Many of our student profess to never going into the library, either.  Or at least, to never using the library's resources.  "I can find everything I need online," is an oft-expressed sentiment.  When I ask what "online" means (because there's an awful lot from Atkins available online these days), they clarify:  "Google."  They get to articles via Google, they find books on Google books, and they also find (and use) information in a variety of websites (mostly .edu or .org sites, because many were taught at one point that the URL suffix can be one hint as to a website's reliability).

Some, but not all, students realize that the articles they get to via Google are actually available because of the Atkins library (that is, we pay for access, so that you can get to them).  Some, but not all students, realize that there are books in Atkins that could be helpful to them in the stacks.  Some, but not all students, are aware that websites are not ideal sources for research papers.

When professors insist, students seek out books.  When professors insist, students seek out peer-reviewed journal articles.  In the absence of that insistence--and sometimes, even in the presence of that insistence--students do the work that is expedient.  They find good-enough sources, and write good-enough papers.

When do students do better than "good enough?"  When they are working for a class they love, especially one in their major.  When they are the kind of student who will go onto graduate school, because they love the process of research.  When they are returning students, who have a very clear idea why they are at a university, and so want to get the best out of their experiences there.

If students are in a required class, a class they perceive to be a hoop they need to jump through to get to the next thing they would like to do, then they will do "good enough" work.

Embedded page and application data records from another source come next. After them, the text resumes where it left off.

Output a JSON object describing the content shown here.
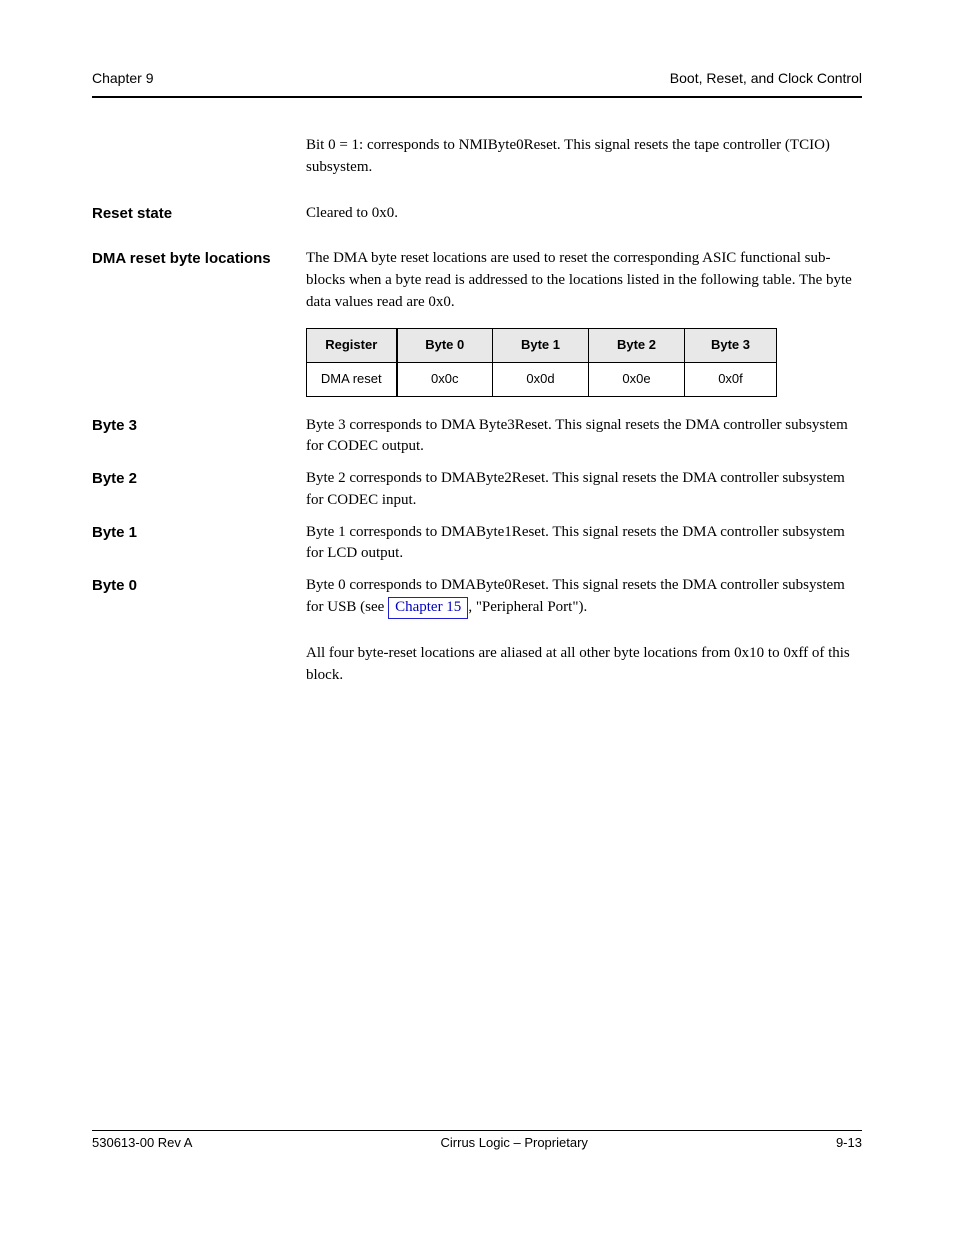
{
  "header": {
    "left": "Chapter 9",
    "right": "Boot, Reset, and Clock Control"
  },
  "rows": [
    {
      "label": "",
      "text": "Bit 0 = 1: corresponds to NMIByte0Reset. This signal resets the tape controller (TCIO) subsystem."
    },
    {
      "label": "Reset state",
      "text": "Cleared to 0x0."
    },
    {
      "label": "DMA reset byte locations",
      "text": "The DMA byte reset locations are used to reset the corresponding ASIC functional sub-blocks when a byte read is addressed to the locations listed in the following table. The byte data values read are 0x0.",
      "pad": true
    }
  ],
  "table": {
    "headers": [
      "Register",
      "Byte 0",
      "Byte 1",
      "Byte 2",
      "Byte 3"
    ],
    "row": [
      "DMA reset",
      "0x0c",
      "0x0d",
      "0x0e",
      "0x0f"
    ]
  },
  "after_table_rows": [
    {
      "label": "Byte 3",
      "text": "Byte 3 corresponds to DMA Byte3Reset. This signal resets the DMA controller subsystem for CODEC output.",
      "indent": true
    },
    {
      "label": "Byte 2",
      "text": "Byte 2 corresponds to DMAByte2Reset. This signal resets the DMA controller subsystem for CODEC input.",
      "indent": true
    },
    {
      "label": "Byte 1",
      "text": "Byte 1 corresponds to DMAByte1Reset. This signal resets the DMA controller subsystem for LCD output.",
      "indent": true
    },
    {
      "label": "Byte 0",
      "text_pre": "Byte 0 corresponds to DMAByte0Reset. This signal resets the DMA controller subsystem for USB (see ",
      "link": "Chapter 15",
      "text_post": ", \"Peripheral Port\").",
      "indent": true
    },
    {
      "label": "",
      "text": "All four byte-reset locations are aliased at all other byte locations from 0x10 to 0xff of this block.",
      "pad": true
    }
  ],
  "footer": {
    "left": "530613-00 Rev A",
    "mid": "Cirrus Logic – Proprietary",
    "right": "9-13"
  }
}
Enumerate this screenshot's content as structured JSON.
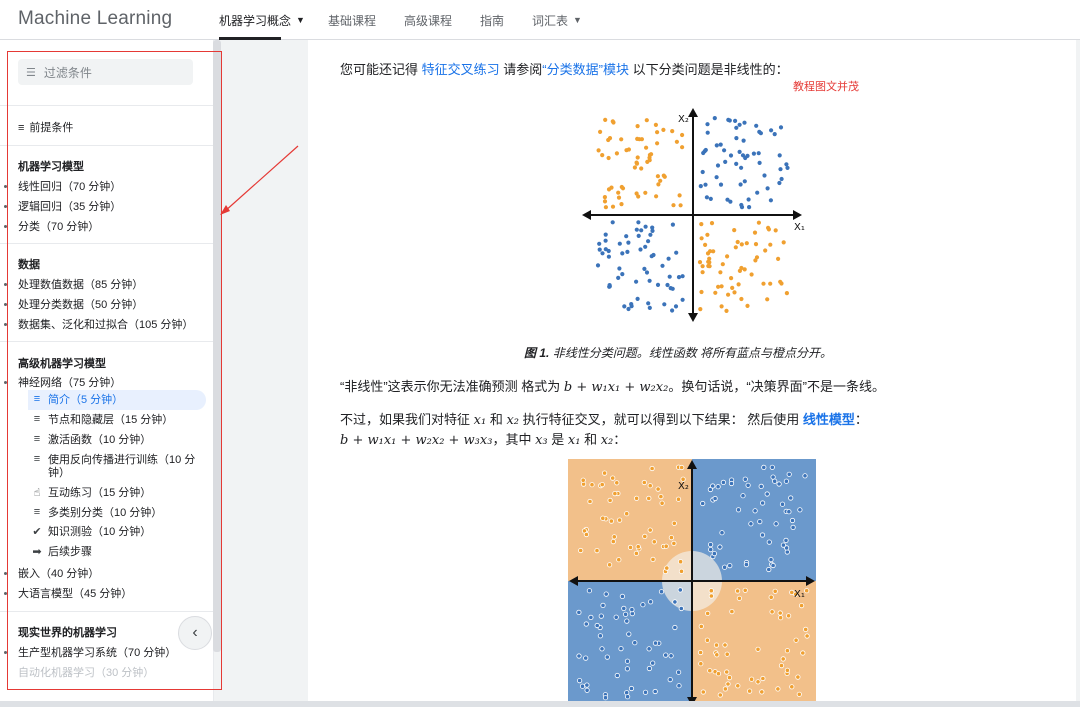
{
  "header": {
    "brand": "Machine Learning",
    "nav": [
      {
        "label": "机器学习概念",
        "caret": true,
        "active": true
      },
      {
        "label": "基础课程",
        "caret": false,
        "active": false
      },
      {
        "label": "高级课程",
        "caret": false,
        "active": false
      },
      {
        "label": "指南",
        "caret": false,
        "active": false
      },
      {
        "label": "词汇表",
        "caret": true,
        "active": false
      }
    ]
  },
  "sidebar": {
    "filter_placeholder": "过滤条件",
    "prereq": "前提条件",
    "sections": [
      {
        "title": "机器学习模型",
        "items": [
          "线性回归（70 分钟）",
          "逻辑回归（35 分钟）",
          "分类（70 分钟）"
        ]
      },
      {
        "title": "数据",
        "items": [
          "处理数值数据（85 分钟）",
          "处理分类数据（50 分钟）",
          "数据集、泛化和过拟合（105 分钟）"
        ]
      },
      {
        "title": "高级机器学习模型",
        "items": [
          "神经网络（75 分钟）"
        ]
      },
      {
        "title": "现实世界的机器学习",
        "items": [
          "生产型机器学习系统（70 分钟）",
          "自动化机器学习（30 分钟）"
        ]
      }
    ],
    "nn_children": [
      {
        "label": "简介（5 分钟）",
        "icon": "lines-icon",
        "active": true
      },
      {
        "label": "节点和隐藏层（15 分钟）",
        "icon": "lines-icon"
      },
      {
        "label": "激活函数（10 分钟）",
        "icon": "lines-icon"
      },
      {
        "label": "使用反向传播进行训练（10 分",
        "label2": "钟）",
        "icon": "lines-icon"
      },
      {
        "label": "互动练习（15 分钟）",
        "icon": "touch-icon"
      },
      {
        "label": "多类别分类（10 分钟）",
        "icon": "lines-icon"
      },
      {
        "label": "知识测验（10 分钟）",
        "icon": "check-icon"
      },
      {
        "label": "后续步骤",
        "icon": "arrow-icon"
      }
    ],
    "after_nn": [
      "嵌入（40 分钟）",
      "大语言模型（45 分钟）"
    ]
  },
  "content": {
    "p1_a": "您可能还记得",
    "p1_link1": "特征交叉练习",
    "p1_b": "请参阅",
    "p1_link2": "“分类数据”模块",
    "p1_c": "以下分类问题是非线性的：",
    "watermark": "教程图文并茂",
    "caption_bold": "图 1.",
    "caption_rest": "非线性分类问题。线性函数 将所有蓝点与橙点分开。",
    "p2_a": "“非线性”这表示你无法准确预测 格式为",
    "p2_formula": "b + w₁x₁ + w₂x₂",
    "p2_b": "。换句话说，“决策界面”不是一条线。",
    "p3_a": "不过，如果我们对特征",
    "p3_x1": "x₁",
    "p3_and": "和",
    "p3_x2": "x₂",
    "p3_b": "执行特征交叉，就可以得到以下结果： 然后使用",
    "p3_link": "线性模型",
    "p3_colon": "：",
    "p4_formula": "b + w₁x₁ + w₂x₂ + w₃x₃",
    "p4_a": "，其中",
    "p4_x3": "x₃",
    "p4_b": "是",
    "p4_x1": "x₁",
    "p4_and": "和",
    "p4_x2": "x₂",
    "p4_colon": "：",
    "axis_x": "X₁",
    "axis_y": "X₂"
  },
  "colors": {
    "blue_point": "#3b73b9",
    "orange_point": "#f0a030",
    "blue_region": "#6b99cc",
    "orange_region": "#f2c08a",
    "highlight_red": "#e53935"
  }
}
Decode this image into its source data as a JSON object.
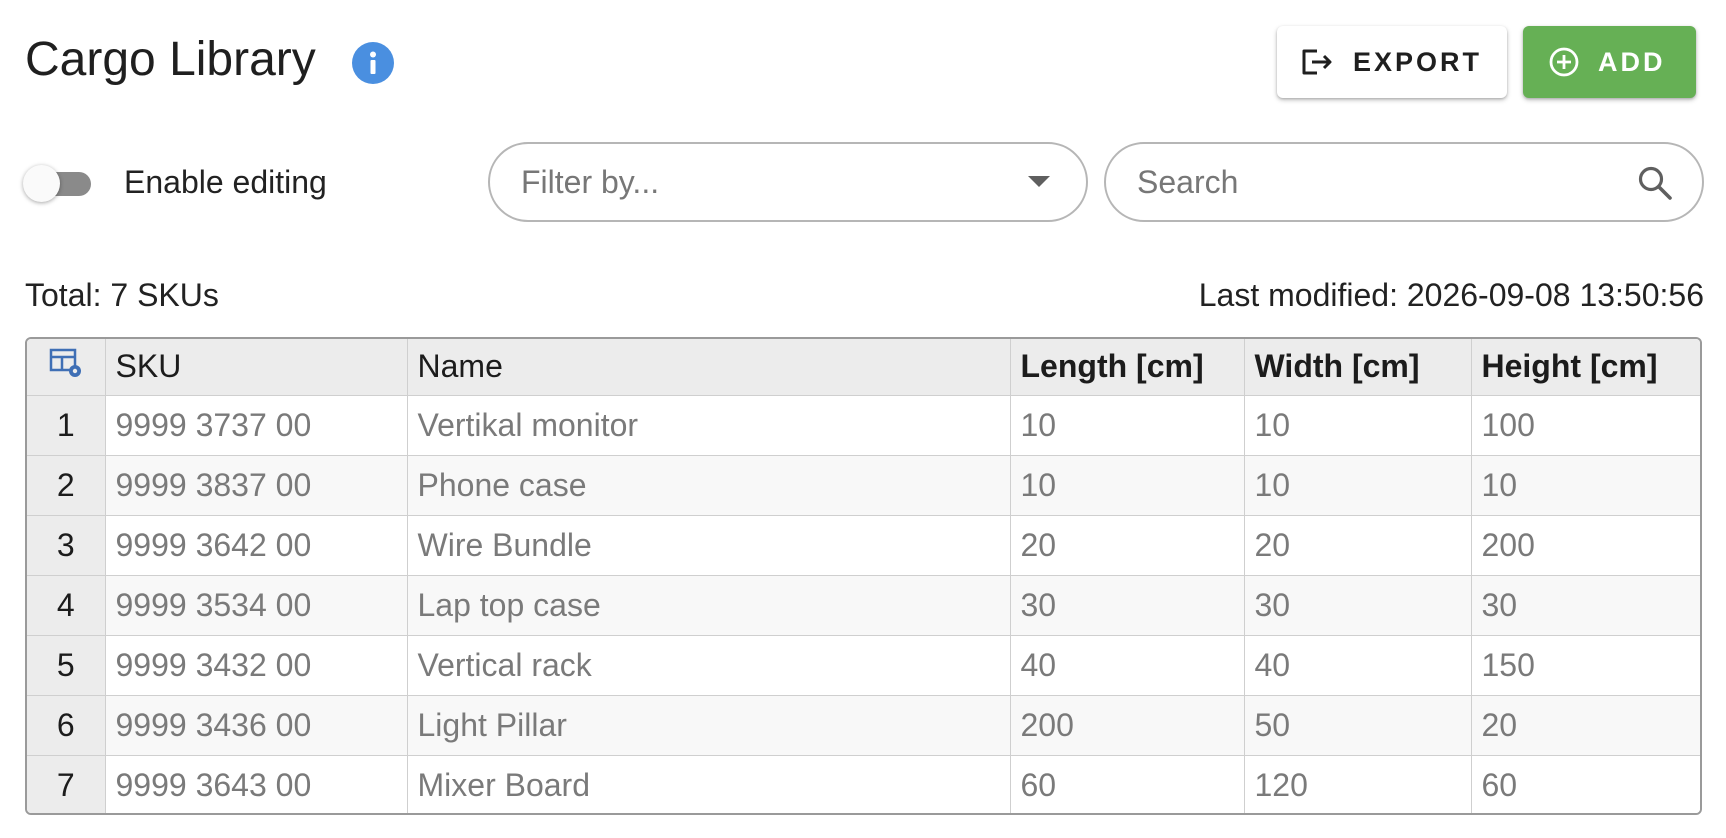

And if they don't see the point in doing the work at all, or if they are completely overwhelmed and don't know where to begin to start the work themselves, they might turn to someone like the "Shadow Scholar."